*** The data Section Begins ***
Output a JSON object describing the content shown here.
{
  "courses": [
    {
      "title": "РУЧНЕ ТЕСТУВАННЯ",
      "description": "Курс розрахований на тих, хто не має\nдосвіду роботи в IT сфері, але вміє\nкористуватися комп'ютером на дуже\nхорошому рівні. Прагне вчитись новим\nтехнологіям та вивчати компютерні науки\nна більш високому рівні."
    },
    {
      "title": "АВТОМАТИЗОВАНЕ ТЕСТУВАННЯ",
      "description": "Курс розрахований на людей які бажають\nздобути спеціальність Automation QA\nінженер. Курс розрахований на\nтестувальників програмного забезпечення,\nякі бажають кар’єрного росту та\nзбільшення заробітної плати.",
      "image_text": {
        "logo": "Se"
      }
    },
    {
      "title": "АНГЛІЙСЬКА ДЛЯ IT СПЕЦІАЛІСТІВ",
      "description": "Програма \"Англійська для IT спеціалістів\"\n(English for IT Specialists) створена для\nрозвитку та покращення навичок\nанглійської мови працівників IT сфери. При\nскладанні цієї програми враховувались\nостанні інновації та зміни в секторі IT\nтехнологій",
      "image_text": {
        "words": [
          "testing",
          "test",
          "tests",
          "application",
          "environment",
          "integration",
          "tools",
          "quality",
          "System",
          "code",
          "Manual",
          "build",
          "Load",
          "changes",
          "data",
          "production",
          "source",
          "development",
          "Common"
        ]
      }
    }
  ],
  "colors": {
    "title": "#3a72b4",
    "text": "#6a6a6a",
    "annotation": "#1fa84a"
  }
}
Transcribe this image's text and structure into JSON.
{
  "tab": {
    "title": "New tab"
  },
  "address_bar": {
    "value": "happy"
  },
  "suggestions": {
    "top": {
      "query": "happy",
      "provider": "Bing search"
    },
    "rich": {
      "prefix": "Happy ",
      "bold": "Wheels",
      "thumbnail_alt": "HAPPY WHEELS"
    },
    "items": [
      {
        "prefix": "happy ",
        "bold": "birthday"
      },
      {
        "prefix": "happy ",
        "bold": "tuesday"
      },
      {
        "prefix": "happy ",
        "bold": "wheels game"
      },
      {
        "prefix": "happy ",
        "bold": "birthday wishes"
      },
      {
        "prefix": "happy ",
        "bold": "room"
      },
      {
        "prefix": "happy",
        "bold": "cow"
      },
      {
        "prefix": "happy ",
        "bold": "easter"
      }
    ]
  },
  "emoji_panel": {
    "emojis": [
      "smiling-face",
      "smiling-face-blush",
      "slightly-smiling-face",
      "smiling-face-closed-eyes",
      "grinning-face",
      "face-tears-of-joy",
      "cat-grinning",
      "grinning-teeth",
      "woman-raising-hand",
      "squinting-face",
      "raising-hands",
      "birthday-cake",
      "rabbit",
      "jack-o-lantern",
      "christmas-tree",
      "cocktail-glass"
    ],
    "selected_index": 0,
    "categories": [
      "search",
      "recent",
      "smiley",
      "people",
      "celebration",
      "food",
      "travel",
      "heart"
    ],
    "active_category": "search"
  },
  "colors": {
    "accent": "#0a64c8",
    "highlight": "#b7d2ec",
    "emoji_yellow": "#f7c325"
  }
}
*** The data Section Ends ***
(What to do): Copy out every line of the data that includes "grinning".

(Response box):
      "grinning-face",
      "cat-grinning",
      "grinning-teeth",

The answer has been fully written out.